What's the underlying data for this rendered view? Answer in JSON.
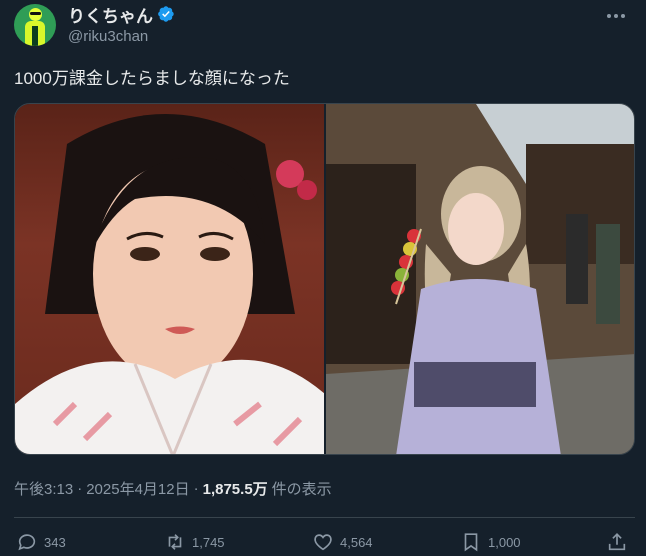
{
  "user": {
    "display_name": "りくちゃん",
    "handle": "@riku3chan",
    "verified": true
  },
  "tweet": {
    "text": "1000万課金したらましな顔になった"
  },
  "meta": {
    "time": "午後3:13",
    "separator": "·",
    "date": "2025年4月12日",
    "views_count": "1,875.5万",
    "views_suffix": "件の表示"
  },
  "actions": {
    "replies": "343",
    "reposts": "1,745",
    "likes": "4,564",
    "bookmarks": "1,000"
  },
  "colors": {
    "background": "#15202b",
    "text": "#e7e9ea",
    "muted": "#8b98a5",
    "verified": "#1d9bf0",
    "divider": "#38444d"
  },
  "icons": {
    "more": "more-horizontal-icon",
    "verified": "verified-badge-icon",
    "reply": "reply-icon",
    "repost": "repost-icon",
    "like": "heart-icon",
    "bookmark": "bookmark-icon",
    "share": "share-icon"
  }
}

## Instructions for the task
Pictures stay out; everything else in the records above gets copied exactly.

## Answer box
What's the underlying data for this rendered view? Answer in JSON.
{
  "user": {
    "display_name": "りくちゃん",
    "handle": "@riku3chan",
    "verified": true
  },
  "tweet": {
    "text": "1000万課金したらましな顔になった"
  },
  "meta": {
    "time": "午後3:13",
    "separator": "·",
    "date": "2025年4月12日",
    "views_count": "1,875.5万",
    "views_suffix": "件の表示"
  },
  "actions": {
    "replies": "343",
    "reposts": "1,745",
    "likes": "4,564",
    "bookmarks": "1,000"
  },
  "colors": {
    "background": "#15202b",
    "text": "#e7e9ea",
    "muted": "#8b98a5",
    "verified": "#1d9bf0",
    "divider": "#38444d"
  },
  "icons": {
    "more": "more-horizontal-icon",
    "verified": "verified-badge-icon",
    "reply": "reply-icon",
    "repost": "repost-icon",
    "like": "heart-icon",
    "bookmark": "bookmark-icon",
    "share": "share-icon"
  }
}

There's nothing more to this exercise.